In both cases, the twin passages are separated only by several chapters, and share the same narrator/speaker. Perhaps a modified version of this phenomenon, however, can also be found between different books and speakers in the Book of Mormon. As an example, I submit a comparison of Mosiah 3 (part of King Benjamin's address), and Alma 7 (the discourse of Alma the Younger to the people of Gideon). This juxtaposition is both more expansive than the previous examples, as it encompasses both chapters in their entirety, and less robust, as there are many elements that don't match at all. I believe the parallels that are present, however, merit consideration. 


I'll begin my presenting both chapters side-by-side in their entirety, highlighting the similar elements of each with matching colors:   





Monday, January 21, 2013

Déjà vu: Alma 45 & 62

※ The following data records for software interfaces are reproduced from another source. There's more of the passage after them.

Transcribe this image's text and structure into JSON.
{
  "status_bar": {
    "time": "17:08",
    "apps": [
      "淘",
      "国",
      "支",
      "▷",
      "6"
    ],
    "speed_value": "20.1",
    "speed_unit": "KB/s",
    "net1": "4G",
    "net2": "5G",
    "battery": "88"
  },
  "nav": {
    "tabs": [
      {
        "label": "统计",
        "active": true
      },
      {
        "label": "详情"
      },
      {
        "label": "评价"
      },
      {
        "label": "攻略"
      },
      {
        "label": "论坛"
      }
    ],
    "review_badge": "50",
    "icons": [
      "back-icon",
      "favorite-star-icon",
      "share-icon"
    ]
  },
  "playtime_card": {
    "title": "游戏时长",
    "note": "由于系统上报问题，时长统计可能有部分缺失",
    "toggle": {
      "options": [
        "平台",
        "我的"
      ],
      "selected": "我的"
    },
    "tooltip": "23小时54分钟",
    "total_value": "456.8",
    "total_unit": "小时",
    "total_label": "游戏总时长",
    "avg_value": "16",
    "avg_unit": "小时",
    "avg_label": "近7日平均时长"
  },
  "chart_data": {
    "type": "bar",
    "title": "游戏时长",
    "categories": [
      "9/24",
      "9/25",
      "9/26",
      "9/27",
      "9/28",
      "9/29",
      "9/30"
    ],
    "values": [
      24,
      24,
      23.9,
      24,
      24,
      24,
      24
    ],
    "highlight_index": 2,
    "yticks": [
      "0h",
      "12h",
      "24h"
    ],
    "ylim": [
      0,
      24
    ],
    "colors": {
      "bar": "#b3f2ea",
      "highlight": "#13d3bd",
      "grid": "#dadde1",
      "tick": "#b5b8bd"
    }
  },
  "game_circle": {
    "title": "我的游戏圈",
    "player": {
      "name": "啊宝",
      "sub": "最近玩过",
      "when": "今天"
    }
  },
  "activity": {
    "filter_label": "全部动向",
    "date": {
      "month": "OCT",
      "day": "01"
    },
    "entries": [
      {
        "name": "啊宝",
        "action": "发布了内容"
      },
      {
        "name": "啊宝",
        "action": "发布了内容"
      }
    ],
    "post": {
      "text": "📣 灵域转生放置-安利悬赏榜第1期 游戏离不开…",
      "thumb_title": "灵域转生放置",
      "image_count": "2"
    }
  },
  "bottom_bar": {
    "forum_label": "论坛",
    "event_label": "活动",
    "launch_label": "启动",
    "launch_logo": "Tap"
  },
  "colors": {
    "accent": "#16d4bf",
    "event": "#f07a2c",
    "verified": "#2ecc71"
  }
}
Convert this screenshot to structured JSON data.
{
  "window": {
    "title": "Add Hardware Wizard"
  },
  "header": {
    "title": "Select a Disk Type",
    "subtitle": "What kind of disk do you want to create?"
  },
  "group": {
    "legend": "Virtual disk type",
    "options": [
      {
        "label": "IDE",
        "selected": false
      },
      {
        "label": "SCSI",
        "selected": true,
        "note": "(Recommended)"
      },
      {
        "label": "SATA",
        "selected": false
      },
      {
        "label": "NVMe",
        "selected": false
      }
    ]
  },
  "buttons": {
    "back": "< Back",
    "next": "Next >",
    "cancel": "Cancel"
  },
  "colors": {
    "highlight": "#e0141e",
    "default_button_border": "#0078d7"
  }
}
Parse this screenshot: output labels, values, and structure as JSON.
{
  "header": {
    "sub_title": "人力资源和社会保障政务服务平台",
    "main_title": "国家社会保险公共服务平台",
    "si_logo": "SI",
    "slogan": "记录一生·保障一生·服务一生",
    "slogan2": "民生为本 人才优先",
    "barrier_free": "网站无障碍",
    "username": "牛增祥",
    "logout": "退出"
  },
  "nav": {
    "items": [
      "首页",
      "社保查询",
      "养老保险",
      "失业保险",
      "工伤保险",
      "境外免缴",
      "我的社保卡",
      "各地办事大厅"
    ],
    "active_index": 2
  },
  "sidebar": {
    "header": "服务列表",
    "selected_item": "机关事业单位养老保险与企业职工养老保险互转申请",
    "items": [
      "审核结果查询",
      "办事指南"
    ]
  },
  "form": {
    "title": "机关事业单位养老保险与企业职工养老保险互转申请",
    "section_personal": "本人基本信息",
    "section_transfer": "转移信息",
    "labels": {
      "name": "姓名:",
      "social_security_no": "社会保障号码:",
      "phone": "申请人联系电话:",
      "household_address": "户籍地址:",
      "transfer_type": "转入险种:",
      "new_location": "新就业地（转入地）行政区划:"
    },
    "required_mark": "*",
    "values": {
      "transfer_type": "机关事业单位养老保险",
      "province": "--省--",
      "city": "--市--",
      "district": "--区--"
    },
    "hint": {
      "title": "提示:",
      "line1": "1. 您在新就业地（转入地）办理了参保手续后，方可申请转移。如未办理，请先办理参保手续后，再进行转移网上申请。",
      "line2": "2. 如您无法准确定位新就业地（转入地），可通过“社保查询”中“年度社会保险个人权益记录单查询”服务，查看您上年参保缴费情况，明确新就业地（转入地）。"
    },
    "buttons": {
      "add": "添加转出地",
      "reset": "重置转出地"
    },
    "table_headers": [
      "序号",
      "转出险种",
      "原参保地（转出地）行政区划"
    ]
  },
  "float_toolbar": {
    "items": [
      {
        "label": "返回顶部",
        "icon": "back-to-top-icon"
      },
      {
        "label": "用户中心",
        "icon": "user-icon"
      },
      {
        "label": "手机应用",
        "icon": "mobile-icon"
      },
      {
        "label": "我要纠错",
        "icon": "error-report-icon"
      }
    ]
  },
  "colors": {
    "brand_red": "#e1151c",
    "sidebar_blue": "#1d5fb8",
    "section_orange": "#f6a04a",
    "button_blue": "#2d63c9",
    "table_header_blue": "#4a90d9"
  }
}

In an earlier post, I submitted that the latter halves of chapters 2 and 10 of 1 Nephi share nearly identical narratives. A similar pattern emerges by comparing chapters 45 and 62 of Alma, which mark the beginning and end, respectively, of Helaman's prophetic ministry.

Thursday, January 17, 2013

Chiasmus: Helaman 6:7-13


Last Sunday, when I should have been paying attention in Elder's Quorum class, I noticed for only the first time what Jack Welch calls one of "the finest examples of chiasmus in the Book of Mormon and beyond." [1] It's found it Helaman 6:7-13, and chronicles a year that marked a significant turning point in Nephite-Lamanite relations: 

Wednesday, January 9, 2013

Chiasmus: 2 Nephi 28:32


Briefly, here's a chiasmus I really like in 2 Nephi 28:32:

Wo be unto the Gentiles, 
A saith the Lord God of Hosts! 
B For notwithstanding I shall lengthen out mine arm unto them from day to day, 
C they will deny me; 
D nevertheless, I will be merciful unto them, saith the Lord God, 
C' if they will repent and come unto me; 
B' for mine arm is lengthened out all the day long, 
A' saith the Lord God of Hosts.